* **The problem**
Would you find each line in the entries below with the string "title" and copy it?

* **Dataset records**
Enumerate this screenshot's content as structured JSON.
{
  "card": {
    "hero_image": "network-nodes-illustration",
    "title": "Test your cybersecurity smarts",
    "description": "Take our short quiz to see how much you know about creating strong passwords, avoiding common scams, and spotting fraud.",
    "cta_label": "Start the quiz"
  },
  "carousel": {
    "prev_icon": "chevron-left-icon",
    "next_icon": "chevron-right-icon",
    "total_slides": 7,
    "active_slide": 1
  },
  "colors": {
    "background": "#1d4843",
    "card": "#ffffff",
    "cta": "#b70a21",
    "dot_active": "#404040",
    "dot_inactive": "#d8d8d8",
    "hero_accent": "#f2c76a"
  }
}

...

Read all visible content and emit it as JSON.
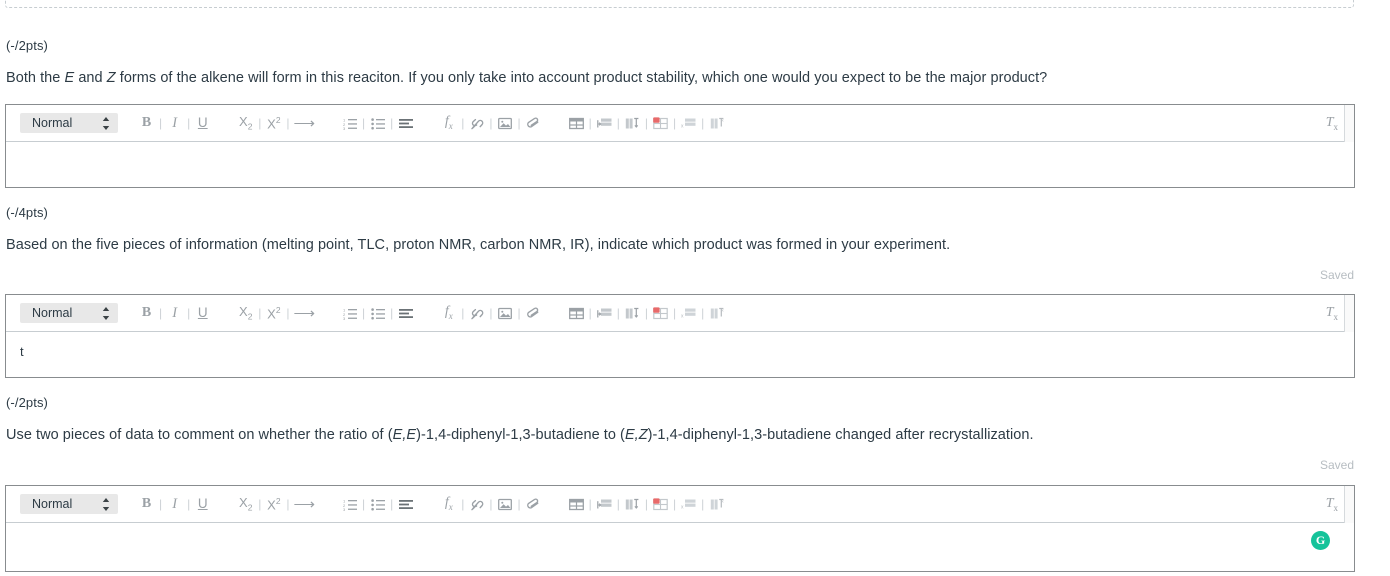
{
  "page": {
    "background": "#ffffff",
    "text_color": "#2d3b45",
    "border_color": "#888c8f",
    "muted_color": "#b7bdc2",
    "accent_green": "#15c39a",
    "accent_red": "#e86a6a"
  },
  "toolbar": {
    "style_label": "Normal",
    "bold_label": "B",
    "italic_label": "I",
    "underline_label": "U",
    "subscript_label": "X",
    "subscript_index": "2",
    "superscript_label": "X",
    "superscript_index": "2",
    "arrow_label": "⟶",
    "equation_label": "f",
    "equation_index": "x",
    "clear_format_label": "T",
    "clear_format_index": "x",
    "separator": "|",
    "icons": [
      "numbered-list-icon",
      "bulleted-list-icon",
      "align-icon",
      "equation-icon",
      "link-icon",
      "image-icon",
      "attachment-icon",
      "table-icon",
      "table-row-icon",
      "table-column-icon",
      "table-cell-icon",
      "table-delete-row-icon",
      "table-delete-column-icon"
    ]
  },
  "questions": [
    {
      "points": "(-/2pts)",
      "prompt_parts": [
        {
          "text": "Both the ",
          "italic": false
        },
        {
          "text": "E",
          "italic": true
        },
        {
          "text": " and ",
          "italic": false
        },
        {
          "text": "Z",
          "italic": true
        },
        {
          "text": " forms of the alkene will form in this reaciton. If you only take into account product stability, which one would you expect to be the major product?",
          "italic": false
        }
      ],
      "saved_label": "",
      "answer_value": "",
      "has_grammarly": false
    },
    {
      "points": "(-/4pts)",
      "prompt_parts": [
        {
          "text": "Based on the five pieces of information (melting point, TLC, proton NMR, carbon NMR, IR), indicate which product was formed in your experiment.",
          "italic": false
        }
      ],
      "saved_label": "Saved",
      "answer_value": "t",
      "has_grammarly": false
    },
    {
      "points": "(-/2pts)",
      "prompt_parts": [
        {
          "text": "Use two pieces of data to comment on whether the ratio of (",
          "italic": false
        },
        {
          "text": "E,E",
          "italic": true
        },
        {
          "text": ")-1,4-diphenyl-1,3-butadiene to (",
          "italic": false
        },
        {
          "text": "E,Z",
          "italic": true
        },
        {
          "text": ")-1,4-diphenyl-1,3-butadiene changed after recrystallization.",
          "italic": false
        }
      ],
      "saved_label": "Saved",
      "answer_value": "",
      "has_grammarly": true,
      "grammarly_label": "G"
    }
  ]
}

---

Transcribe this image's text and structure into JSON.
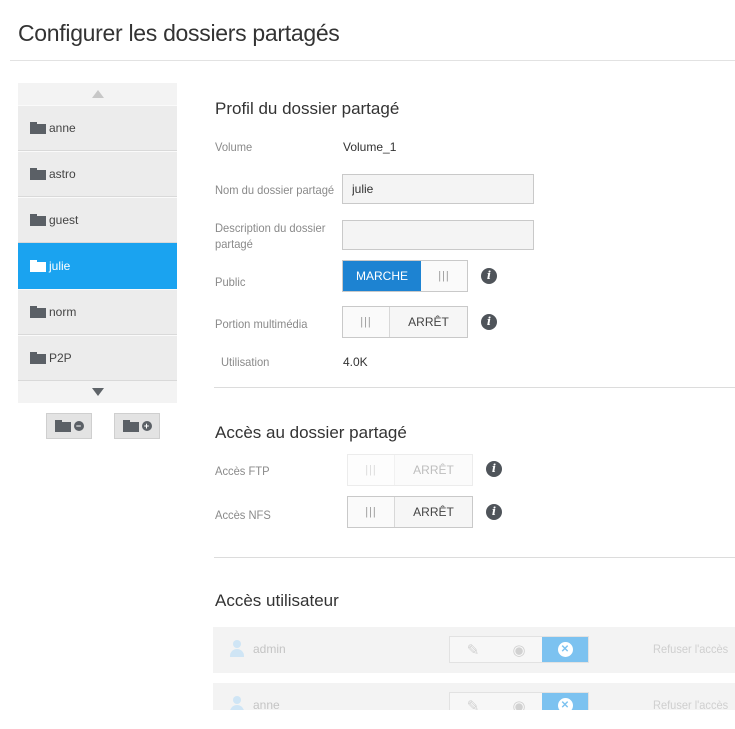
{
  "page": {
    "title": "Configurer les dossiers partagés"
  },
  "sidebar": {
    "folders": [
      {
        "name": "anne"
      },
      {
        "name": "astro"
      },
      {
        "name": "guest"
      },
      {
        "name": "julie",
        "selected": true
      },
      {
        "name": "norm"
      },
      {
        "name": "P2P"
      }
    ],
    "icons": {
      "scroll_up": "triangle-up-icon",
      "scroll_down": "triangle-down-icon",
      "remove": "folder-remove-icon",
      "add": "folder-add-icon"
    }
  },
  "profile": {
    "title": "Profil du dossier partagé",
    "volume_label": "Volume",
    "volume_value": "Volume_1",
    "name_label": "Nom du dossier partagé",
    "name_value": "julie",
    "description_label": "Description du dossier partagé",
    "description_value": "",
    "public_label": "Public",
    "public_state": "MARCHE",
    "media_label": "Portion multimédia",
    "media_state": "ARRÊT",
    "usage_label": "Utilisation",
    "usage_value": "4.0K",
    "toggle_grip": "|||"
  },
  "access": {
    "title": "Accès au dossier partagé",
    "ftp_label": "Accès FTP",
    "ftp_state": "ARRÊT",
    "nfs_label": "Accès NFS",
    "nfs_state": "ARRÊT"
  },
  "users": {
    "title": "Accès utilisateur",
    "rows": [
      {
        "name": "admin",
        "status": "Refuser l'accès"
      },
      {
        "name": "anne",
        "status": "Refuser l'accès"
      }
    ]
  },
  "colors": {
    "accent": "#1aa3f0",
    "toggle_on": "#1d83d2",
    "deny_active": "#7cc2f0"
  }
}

* **Response to the task**
    "title": "Test your cybersecurity smarts",
    "title": "Configurer les dossiers partagés"
    "title": "Profil du dossier partagé",
    "title": "Accès au dossier partagé",
    "title": "Accès utilisateur",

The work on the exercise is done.